Platelet-rich plasma therapy, or PRP therapy,
is a non-surgical treatment for tendon, ligament and muscle injuries.
Platelets are cells of the blood and are best known for their function in blood clotting.
Activated platelets also release many growth factors and other cellular signaling proteins
that are necessary for the process of wound healing. Platelet-rich plasma, or PRP, is
plasma that has many more platelets than normal blood plasma. PRP therefore contains increased
concentrations of these factors, commonly by 5 to 10 folds, and is believed to speed
up the process of healing. In this procedure, a certain amount of blood
is drawn from the patient. The components of blood are then separated, and thus concentrated,

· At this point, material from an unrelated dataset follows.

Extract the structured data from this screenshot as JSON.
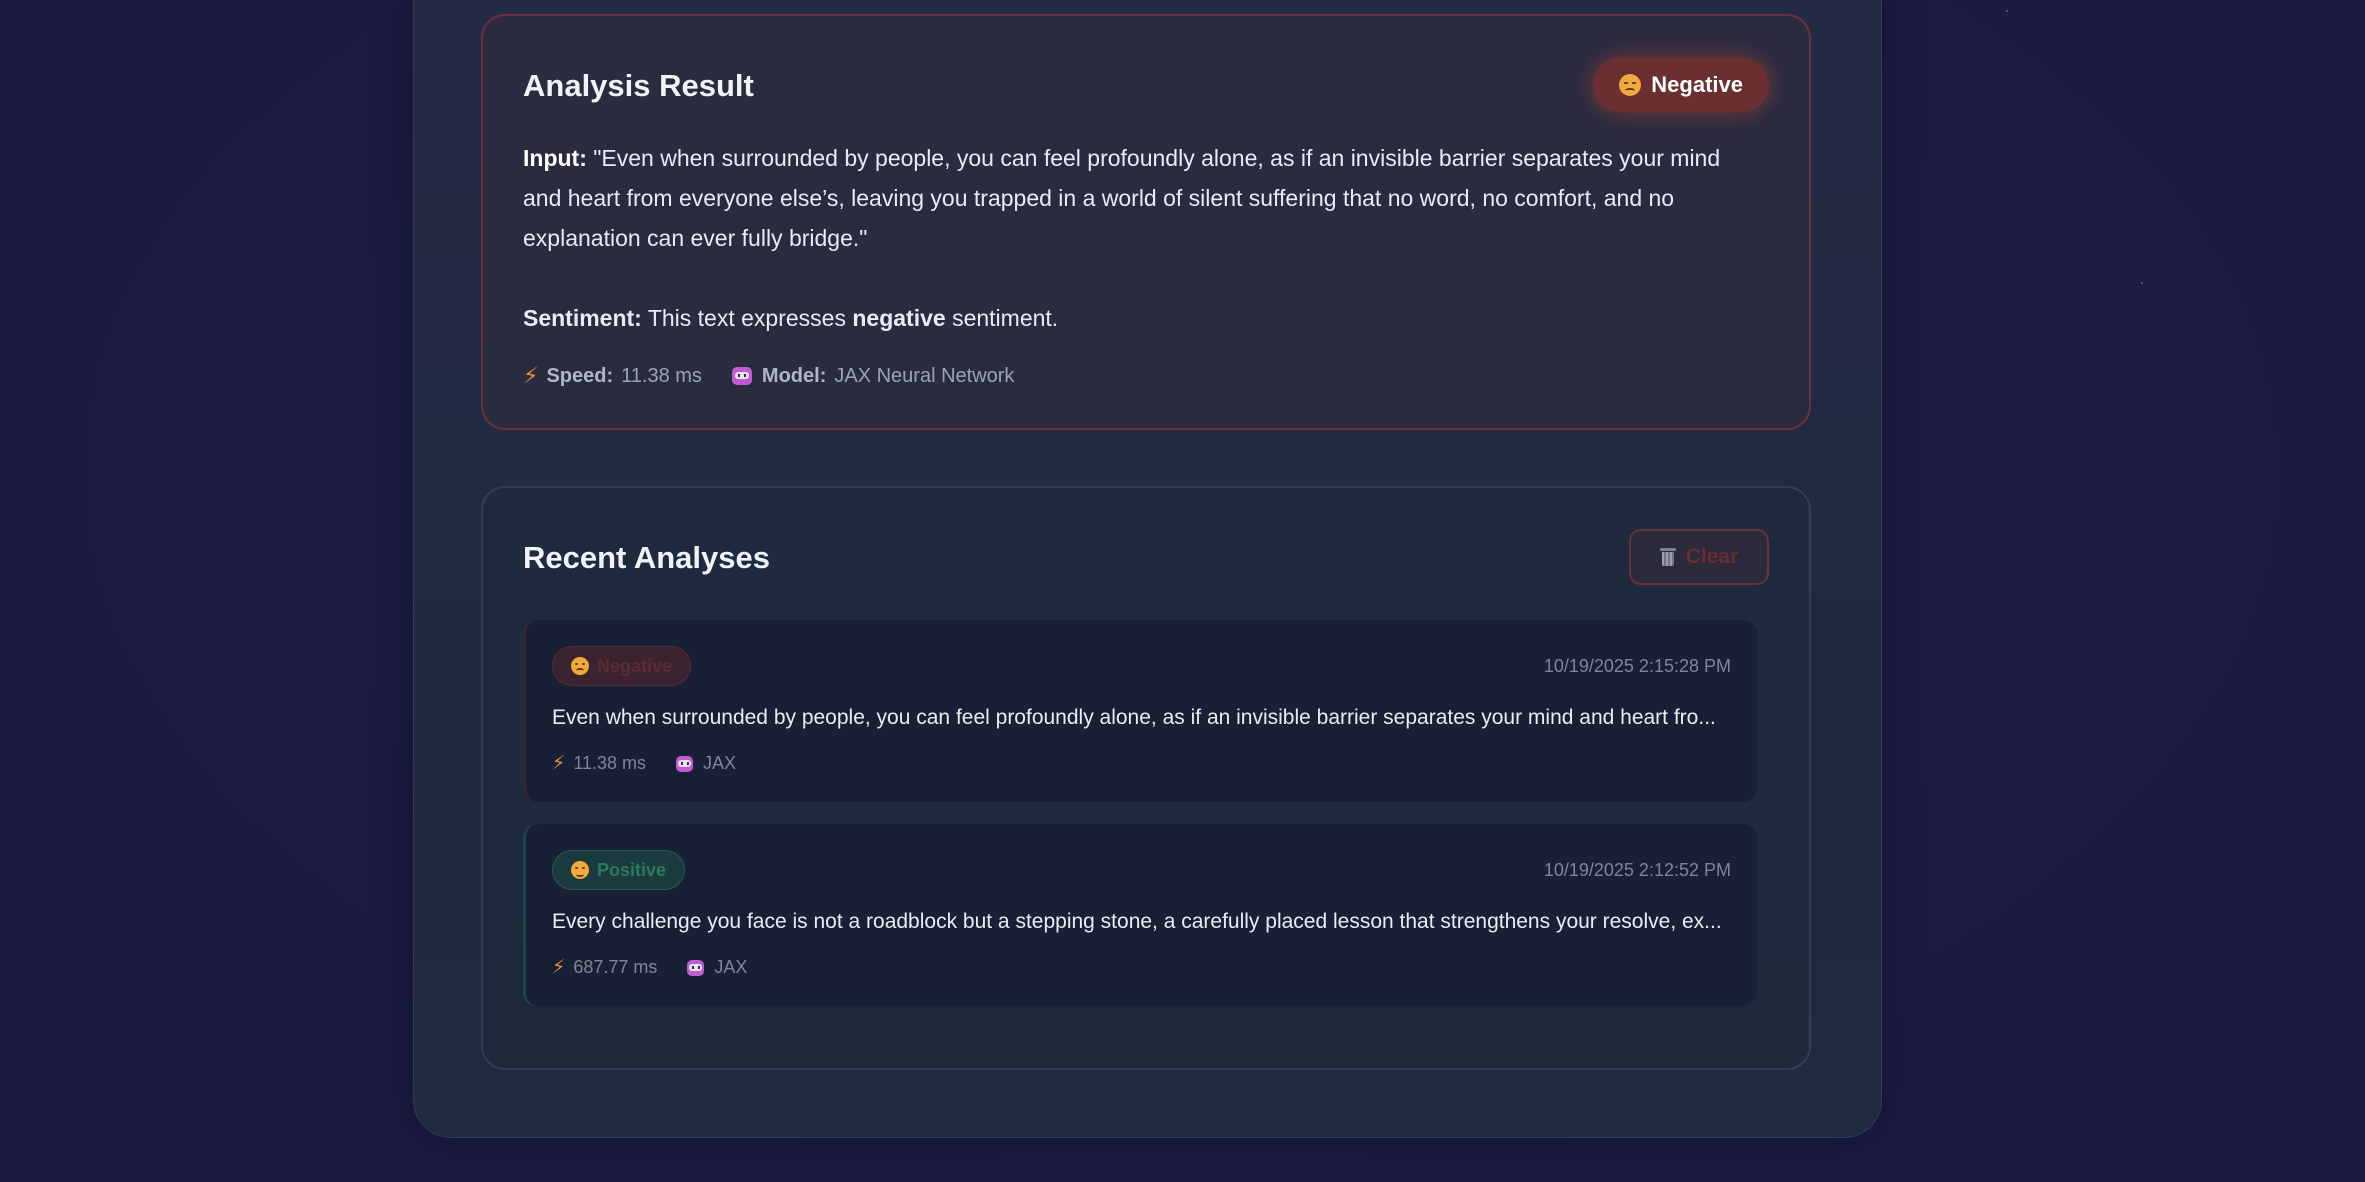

in a process called centrifugation. The fraction of blood that contains the platelets is collected
and injected into the site of injury. As PRP is taken from the patient’s own blood,
the risks associated with PRP injections are minimal.
PRP therapy is most effective in treating chronic tendon injuries, notably tennis elbow
– a common injury of the tendons on the outside of the elbow. However, its effectiveness in
treating acute injuries and other conditions remains to be proven. Nevertheless, PRP therapy
is gaining popularity as it is a low risk treatment and has potential to improve healing.